Ever and Anon won her only off-track start and looks like the main speed from the rail under Rajiv Maragh.

Multiple Choice retired

Multiple Choice, a multiple Grade 3 winner in his youth, has been retired after several losses at the $7,500 claiming level, trainer Joe Imperio said.

"He's 10 years old, he ran third a couple of times for $7,500, and he's supposed to beat $7,500 claimers," Imperio said. "He retires sound, and I didn't want to hurt the horse."

Multiple Choice is a gelded son of Mt. Livermore who was bred by Peter Blum. Blum campaigned the horse earlier this decade, winning the Sport Page and Gravesend, both Grade 3 sprints in 2002, and the Grade 3 Japur on turf in 2004.

Later that year, Multiple Choice was claimed for $100,000 by Patrick Reynolds. He would also run for Bob Klesaris and then Imperio.

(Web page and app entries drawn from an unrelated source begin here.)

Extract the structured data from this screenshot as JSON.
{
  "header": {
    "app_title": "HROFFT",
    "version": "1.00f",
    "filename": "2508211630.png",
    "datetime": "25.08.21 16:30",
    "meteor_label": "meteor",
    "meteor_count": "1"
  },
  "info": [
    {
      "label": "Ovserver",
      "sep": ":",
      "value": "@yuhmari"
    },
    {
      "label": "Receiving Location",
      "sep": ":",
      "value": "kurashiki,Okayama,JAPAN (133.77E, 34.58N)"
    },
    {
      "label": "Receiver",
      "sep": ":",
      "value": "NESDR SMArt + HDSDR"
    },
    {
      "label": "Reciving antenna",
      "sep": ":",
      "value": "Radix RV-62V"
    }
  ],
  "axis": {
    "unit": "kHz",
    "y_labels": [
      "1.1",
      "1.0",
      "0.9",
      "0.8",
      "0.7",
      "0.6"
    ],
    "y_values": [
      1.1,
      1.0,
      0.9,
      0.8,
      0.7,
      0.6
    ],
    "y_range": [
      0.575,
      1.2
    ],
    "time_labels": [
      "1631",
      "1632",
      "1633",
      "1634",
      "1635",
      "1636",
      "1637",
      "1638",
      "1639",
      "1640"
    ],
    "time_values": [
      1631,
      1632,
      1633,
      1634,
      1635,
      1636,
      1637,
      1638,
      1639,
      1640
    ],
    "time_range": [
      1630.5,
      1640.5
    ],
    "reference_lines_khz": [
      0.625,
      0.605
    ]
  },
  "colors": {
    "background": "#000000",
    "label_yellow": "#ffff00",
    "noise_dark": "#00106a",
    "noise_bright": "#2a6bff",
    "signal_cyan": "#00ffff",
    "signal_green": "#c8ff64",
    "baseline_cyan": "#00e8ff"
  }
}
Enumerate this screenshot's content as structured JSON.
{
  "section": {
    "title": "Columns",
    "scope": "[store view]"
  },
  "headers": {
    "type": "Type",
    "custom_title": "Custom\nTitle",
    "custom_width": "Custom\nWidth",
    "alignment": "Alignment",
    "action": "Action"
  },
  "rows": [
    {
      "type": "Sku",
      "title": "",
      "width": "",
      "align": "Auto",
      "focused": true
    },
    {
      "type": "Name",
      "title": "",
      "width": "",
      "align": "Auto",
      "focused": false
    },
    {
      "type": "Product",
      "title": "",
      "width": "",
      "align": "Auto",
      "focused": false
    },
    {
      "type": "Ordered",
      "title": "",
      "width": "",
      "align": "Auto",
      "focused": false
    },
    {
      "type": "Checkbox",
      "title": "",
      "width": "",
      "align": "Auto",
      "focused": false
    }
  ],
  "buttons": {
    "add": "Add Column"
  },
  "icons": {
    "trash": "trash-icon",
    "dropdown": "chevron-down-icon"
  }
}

Multiple Choice retires with a record of 9-16-13 from 74 starts and earnings of $692,450.

Run With the Lark a pleasant surprise

Though trainer Richard Schosberg and owner Al Fried Jr. are concentrating on bigger things with their 3-year-old Giant Moon, they certainly got a kick out of their 6-year-old Run With the Lark winning Sunday's $66,750 Turnofthecentury Stakes.

"If you went down the shed row and said which one of these horses would win a stakes, I would have walked right past his stall," Schosberg said. "And then he jumps up and wins one. Well deserved."

Run With the Lark, a 6-year-old son of Runaway Groom, was running for a $20,000 claiming price last winter. It took him eight attempts to clear the second-level New York-bred allowance condition. After finishing last in the Alex M. Robb Handicap, Run With the Lark came back 17 days later to run a bang-up second in an open company allowance. His stakes win came on 11 days' rest.

Schosberg said he would point Run With the Lark to the Master Digby for New York-breds on Feb. 18.